• Task directions: In the records below, find each line with the word "code" and copy it.

Excerpts from a dataset
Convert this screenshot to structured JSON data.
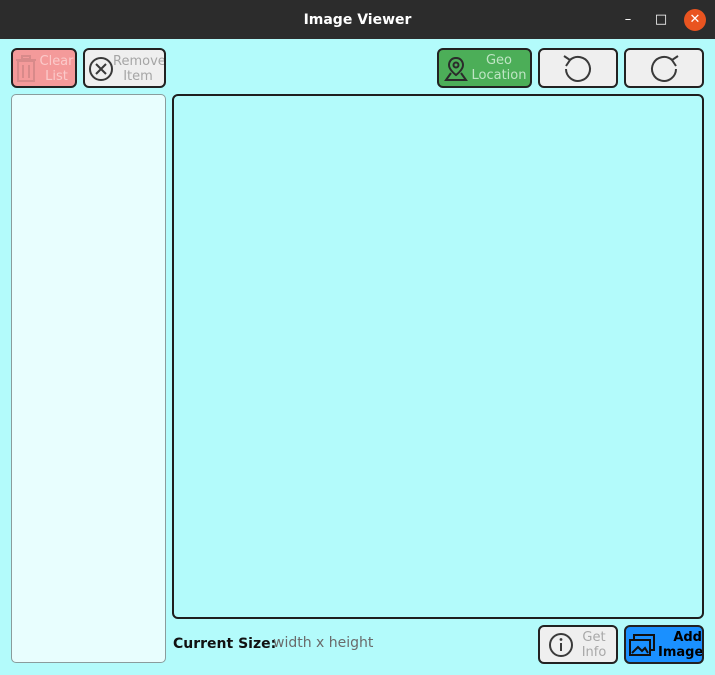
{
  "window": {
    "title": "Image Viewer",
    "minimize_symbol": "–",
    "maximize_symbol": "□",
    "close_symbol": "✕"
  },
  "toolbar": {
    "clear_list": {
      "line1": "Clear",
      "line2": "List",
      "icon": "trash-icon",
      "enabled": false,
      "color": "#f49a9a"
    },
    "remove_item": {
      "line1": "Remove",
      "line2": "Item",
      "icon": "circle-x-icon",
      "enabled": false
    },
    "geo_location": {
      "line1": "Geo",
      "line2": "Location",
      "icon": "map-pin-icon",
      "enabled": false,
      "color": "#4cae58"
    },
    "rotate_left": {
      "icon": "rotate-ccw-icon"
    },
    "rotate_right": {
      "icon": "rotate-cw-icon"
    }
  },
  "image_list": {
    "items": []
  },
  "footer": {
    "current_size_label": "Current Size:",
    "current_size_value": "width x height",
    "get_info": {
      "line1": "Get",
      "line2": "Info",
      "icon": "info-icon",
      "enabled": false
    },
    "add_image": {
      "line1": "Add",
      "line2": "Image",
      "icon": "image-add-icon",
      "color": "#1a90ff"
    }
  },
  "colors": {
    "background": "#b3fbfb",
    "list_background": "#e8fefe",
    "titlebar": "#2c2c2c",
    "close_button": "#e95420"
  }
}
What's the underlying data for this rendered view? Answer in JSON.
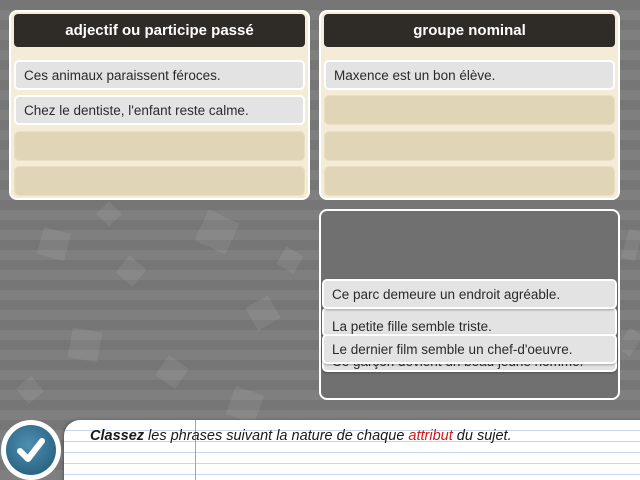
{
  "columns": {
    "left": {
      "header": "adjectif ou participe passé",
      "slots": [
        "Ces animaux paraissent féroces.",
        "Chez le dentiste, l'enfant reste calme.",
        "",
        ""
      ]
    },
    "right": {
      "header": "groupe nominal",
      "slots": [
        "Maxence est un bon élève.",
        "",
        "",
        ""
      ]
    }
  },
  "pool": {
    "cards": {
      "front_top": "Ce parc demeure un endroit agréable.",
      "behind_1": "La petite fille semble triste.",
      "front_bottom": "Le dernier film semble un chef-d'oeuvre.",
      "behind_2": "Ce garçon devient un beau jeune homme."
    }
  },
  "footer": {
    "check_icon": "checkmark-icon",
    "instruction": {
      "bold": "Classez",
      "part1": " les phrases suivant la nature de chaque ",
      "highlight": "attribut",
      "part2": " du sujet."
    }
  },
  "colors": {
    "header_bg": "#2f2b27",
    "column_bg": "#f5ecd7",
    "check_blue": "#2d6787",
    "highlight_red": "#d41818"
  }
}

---

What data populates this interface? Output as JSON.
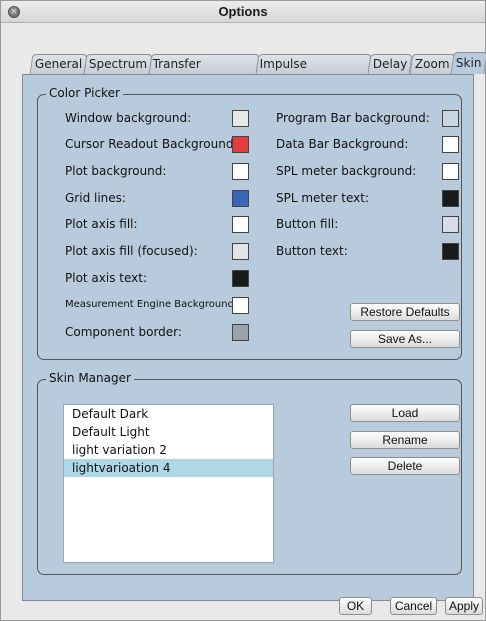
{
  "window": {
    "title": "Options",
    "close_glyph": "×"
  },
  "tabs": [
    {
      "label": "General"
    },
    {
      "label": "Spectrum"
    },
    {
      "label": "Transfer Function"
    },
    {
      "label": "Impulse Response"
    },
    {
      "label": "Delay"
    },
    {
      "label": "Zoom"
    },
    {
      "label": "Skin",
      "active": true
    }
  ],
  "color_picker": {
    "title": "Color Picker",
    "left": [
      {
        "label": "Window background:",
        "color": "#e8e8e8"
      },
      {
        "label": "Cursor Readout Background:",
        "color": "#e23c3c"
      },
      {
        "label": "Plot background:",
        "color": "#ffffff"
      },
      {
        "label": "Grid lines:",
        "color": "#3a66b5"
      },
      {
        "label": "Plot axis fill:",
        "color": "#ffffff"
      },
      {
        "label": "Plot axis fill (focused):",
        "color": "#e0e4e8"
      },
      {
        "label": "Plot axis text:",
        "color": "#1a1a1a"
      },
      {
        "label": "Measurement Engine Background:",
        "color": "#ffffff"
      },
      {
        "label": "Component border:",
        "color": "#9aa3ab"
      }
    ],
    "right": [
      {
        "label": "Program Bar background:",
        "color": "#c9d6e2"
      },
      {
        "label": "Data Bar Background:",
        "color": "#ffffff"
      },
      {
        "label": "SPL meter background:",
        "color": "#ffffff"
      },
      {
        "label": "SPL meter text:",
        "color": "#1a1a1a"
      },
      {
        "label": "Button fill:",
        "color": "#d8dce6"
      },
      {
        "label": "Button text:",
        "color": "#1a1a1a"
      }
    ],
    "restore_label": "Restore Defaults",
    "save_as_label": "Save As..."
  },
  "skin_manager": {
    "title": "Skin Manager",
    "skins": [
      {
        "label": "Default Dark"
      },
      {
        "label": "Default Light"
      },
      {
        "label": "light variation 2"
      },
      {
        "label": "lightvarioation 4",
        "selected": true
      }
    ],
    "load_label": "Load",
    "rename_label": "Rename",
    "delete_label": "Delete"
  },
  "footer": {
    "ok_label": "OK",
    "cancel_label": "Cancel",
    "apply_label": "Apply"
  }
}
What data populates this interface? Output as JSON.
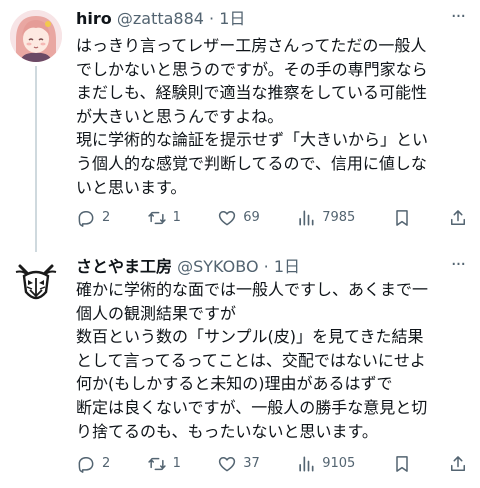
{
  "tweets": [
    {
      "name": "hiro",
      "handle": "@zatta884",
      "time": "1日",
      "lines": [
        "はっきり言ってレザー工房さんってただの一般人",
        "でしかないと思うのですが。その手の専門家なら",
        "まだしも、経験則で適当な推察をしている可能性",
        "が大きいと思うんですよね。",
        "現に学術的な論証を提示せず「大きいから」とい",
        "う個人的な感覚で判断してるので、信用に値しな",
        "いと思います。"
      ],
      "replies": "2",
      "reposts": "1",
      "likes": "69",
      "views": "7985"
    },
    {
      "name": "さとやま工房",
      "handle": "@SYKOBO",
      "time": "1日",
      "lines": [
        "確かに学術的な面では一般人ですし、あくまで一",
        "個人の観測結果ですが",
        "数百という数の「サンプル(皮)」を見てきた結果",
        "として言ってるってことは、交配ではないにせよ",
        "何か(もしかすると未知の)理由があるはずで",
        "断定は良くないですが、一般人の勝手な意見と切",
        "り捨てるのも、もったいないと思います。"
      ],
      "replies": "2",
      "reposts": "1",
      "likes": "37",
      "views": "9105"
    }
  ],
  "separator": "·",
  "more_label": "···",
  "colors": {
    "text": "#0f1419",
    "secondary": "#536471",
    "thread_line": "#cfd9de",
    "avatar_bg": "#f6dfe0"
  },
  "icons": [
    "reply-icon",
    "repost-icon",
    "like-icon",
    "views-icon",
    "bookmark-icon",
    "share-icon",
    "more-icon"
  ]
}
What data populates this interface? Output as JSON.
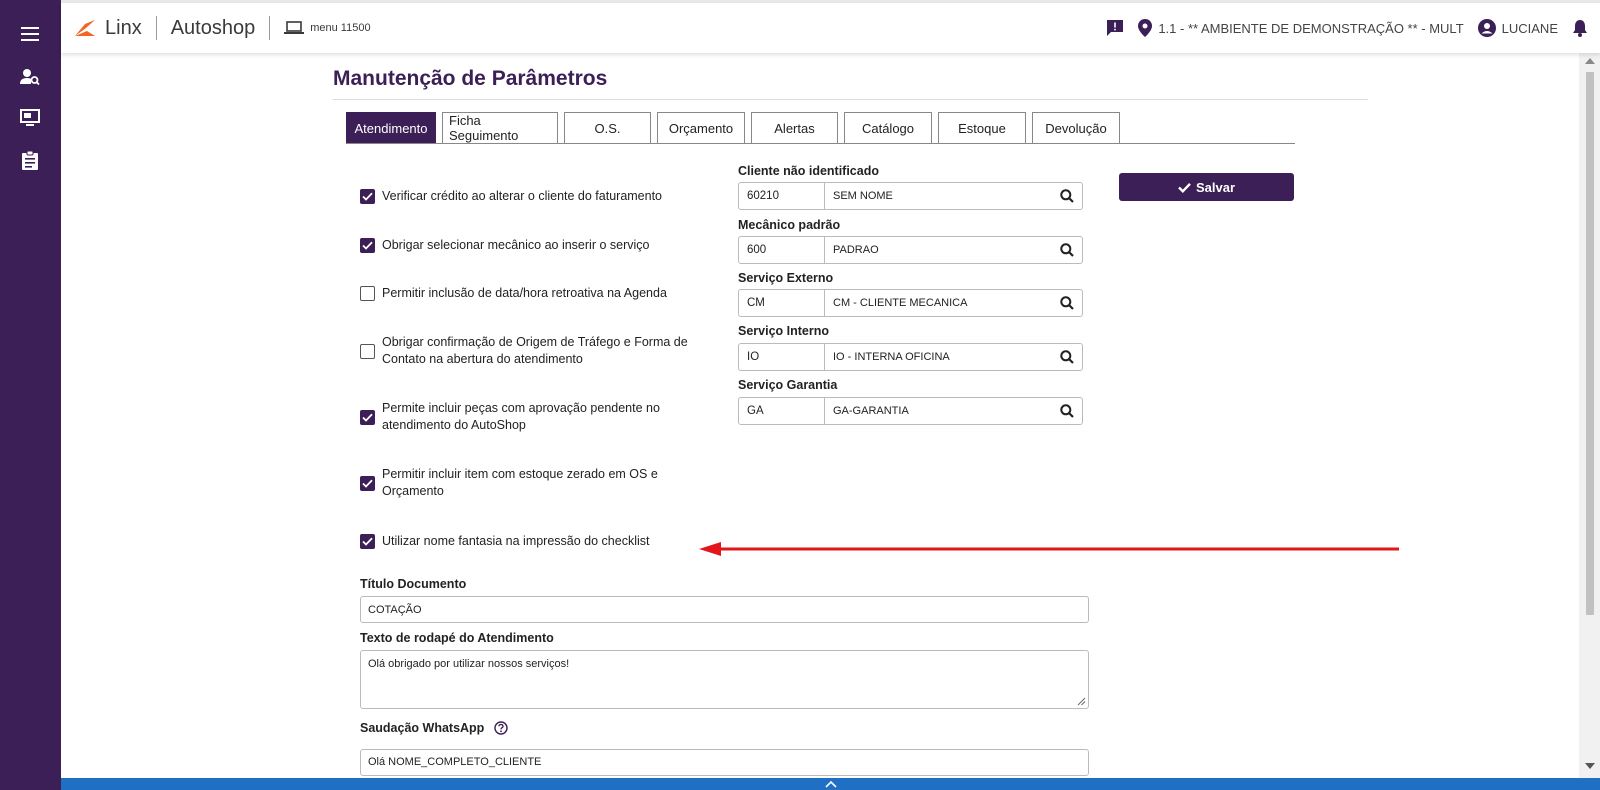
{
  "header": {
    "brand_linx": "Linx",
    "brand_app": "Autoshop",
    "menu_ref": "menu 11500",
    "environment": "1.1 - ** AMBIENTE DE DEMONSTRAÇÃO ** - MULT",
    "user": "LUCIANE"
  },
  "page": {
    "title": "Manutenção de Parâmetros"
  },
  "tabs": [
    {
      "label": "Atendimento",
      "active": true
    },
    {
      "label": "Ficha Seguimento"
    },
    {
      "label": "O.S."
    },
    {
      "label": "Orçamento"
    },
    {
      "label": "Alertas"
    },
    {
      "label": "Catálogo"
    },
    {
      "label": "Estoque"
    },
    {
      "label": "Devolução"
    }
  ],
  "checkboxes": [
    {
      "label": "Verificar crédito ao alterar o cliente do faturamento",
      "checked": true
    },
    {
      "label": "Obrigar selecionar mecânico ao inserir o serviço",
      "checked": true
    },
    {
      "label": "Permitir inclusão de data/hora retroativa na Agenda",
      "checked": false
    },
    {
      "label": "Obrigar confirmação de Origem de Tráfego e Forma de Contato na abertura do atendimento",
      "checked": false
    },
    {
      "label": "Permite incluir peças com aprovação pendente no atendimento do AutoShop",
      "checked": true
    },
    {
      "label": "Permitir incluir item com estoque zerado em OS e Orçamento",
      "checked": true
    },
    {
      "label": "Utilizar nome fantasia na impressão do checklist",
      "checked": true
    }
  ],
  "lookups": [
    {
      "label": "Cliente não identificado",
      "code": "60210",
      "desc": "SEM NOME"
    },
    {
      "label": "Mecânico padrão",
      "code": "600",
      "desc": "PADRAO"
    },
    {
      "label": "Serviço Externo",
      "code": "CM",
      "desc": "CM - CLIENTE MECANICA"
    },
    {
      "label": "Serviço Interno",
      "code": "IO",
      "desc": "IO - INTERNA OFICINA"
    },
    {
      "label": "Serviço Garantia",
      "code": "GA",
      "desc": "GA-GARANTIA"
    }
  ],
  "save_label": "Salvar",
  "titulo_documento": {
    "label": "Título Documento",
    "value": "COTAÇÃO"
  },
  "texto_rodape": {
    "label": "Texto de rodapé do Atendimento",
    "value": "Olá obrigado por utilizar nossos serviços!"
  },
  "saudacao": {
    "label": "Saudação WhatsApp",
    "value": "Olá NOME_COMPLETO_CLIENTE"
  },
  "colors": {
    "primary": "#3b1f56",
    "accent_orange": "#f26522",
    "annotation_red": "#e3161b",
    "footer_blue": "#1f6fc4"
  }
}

• Problem solution:
      "code": "60210",
      "code": "600",
      "code": "CM",
      "code": "IO",
      "code": "GA",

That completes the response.